Digital IQ Survey: Ten years of digital-driven change
Australian PwC Digital Services Leader John Ricco shares his views on how leaders can keep pace with digital.
Are Australian organisations maximising their profit from technology investments?
The world was a simpler place when PwC first set out to measure Digital IQ a decade ago. “Digital” was just another name for “IT” and the CIO was not generally regarded as a strategic leader. Putting new technologies to work was a relatively straightforward and siloed job.
Today, the scope and scale of digital-driven change has grown immensely and organisations are investing time and money to keep up. Despite the investment, our survey suggests that in some ways, leaders are no better equipped to handle the changes coming their way than they were in 2007. Organisations aren’t so much falling behind as struggling to keep up with accelerating standards.
How can you consistently unlock value from digital investments in a rapidly advancing world? The answer is at once simple and infinitely complex: Focus on the human experience. This entails rethinking how you define and deliver digital initiatives, considering employee and customer interactions at every step, investing in a culture of innovation, and more.
Across the globe, business executives are struggling to keep up with the pace of change.
When respondents were asked to rate the digital skills of their leadership, CIOs scored the highest both in Australia and abroad. But Australian executives rate the digital skills of their leadership lower than their global counterparts with companies who do not have CDO stating digital is not a significant part of company strategy (22%, vs. 2% globally). This suggests that the Digital IQ of Australian leadership is lagging because it fails to seriously incorporate digital into the fabric of the business.
Globally, responsibility for setting digital strategy falls to the CEO and CIO (48% and 44% respectively). In Australia, however, 84% say the CEO drives digital strategy and just 10% say that power rests with CIOs.
The human experience is a critical dimension of Digital IQ to be successful in the digital economy. Organisations must create agile cultures that adapt to change, focus on customer and employee experiences and develop the right mix of workforce skills.
Improving the customer experience is a key concern for Australian companies in our survey who strongly believe new technologies will affect human experiences (82%, vs. 69% globally) and are more likely to invest in customer experience initiatives (22% rank it as top investment vs. 11% globally).
Australian executives are also investing to support a digitally savvy workforce (30% rank it as a top-three initiative, vs. 24% globally) and they have greater confidence than their global peers that their employees are equipped with the necessary skills for the digital economy.
When we started measuring Digital IQ in 2007 technologies like social and analytics were still entering the mainstream.
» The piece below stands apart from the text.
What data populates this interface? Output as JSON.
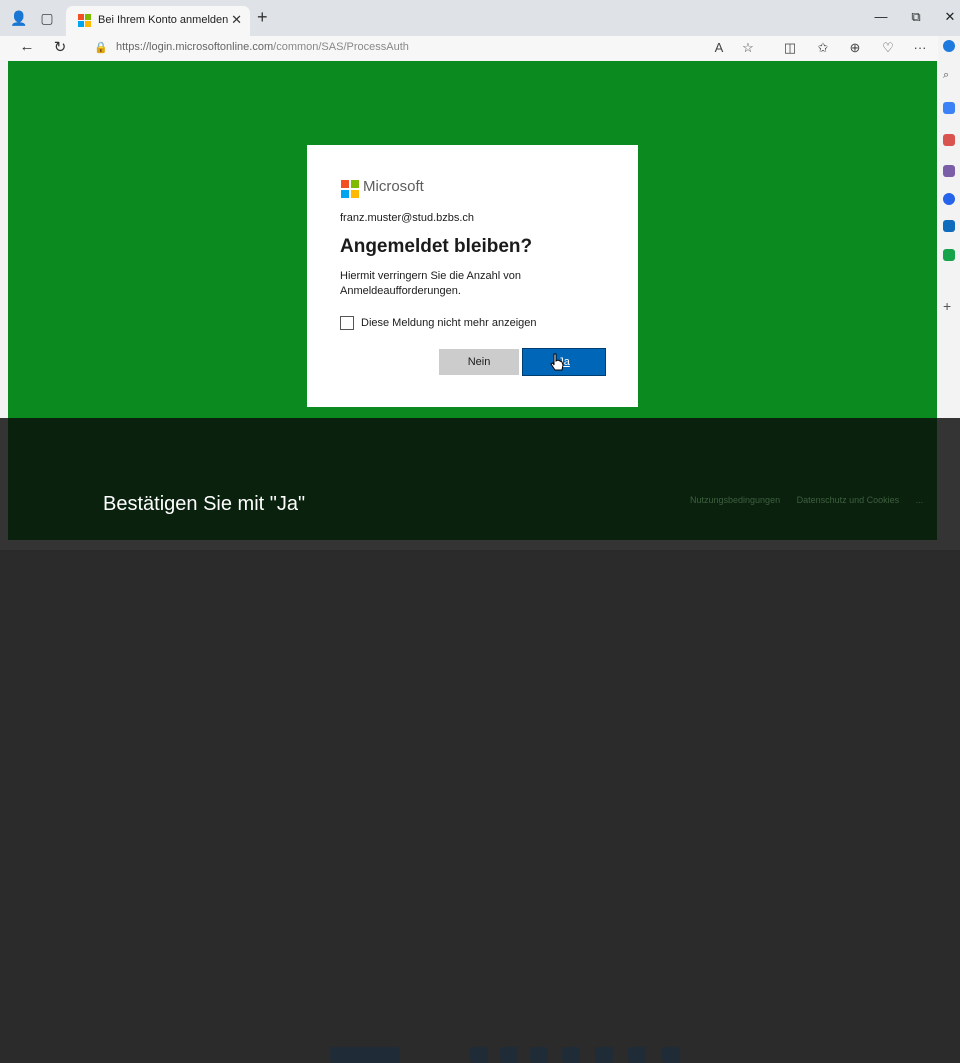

Today a fresh wave of powerful technologies, what we call the essential eight, Tech breakthroughs megatrend is emerging to merge physical and digital realms.
Most companies are no better prepared in 2017 to adopt emerging technologies than they were in 2007 but Australian firms are ahead of their peers in some areas: they are more likely to take a systematic approach to evaluating emerging technologies (86%, vs. 75% globally), and 80% say they have a way to measure the value of their efforts, compared with 64% globally.
For now, Australian companies in our survey are focused on investments in IoT (70% are investing heavily today) and artificial intelligence (60%). In three years, however, the internet of things will start to make way for greater investment in robotics (50% say they will invest heavily, vs. just 10% today) and augmented reality (22% in three years, vs. 12% today).
Your leadership should view emerging tech as a core competency of the organisation. Get your C-suite and your board excited by showing demos or encourage hands-on homework to experiment with new technology.
While emerging technology needs broad support, it also needs a single individual who has ownership over your emerging tech initiatives. Identify who are passionate about different technologies and create a team responsible for scouting and experimenting.
As you experiment with emerging technology don’t short-change the customer or employee experience. Make sure you think through issues like whether you’ve created the necessary trust and transparency.
Most organisations don’t look broadly enough to identify how and where emerging technology can make a difference. Look to underutilized sources such as the startup ecosystem for new ideas.
We’ve been conducting Digital IQ research since 2007. The 2017 edition was fielded September through November 2016 and included 2,216 respondents from 53 countries.
Respondents were evenly divided between IT and business leaders. Reflective of the distribution of respondents globally, 62% work in organizations with revenues of $1 billion or greater, and 38% have revenues between $500 million and $1 billion.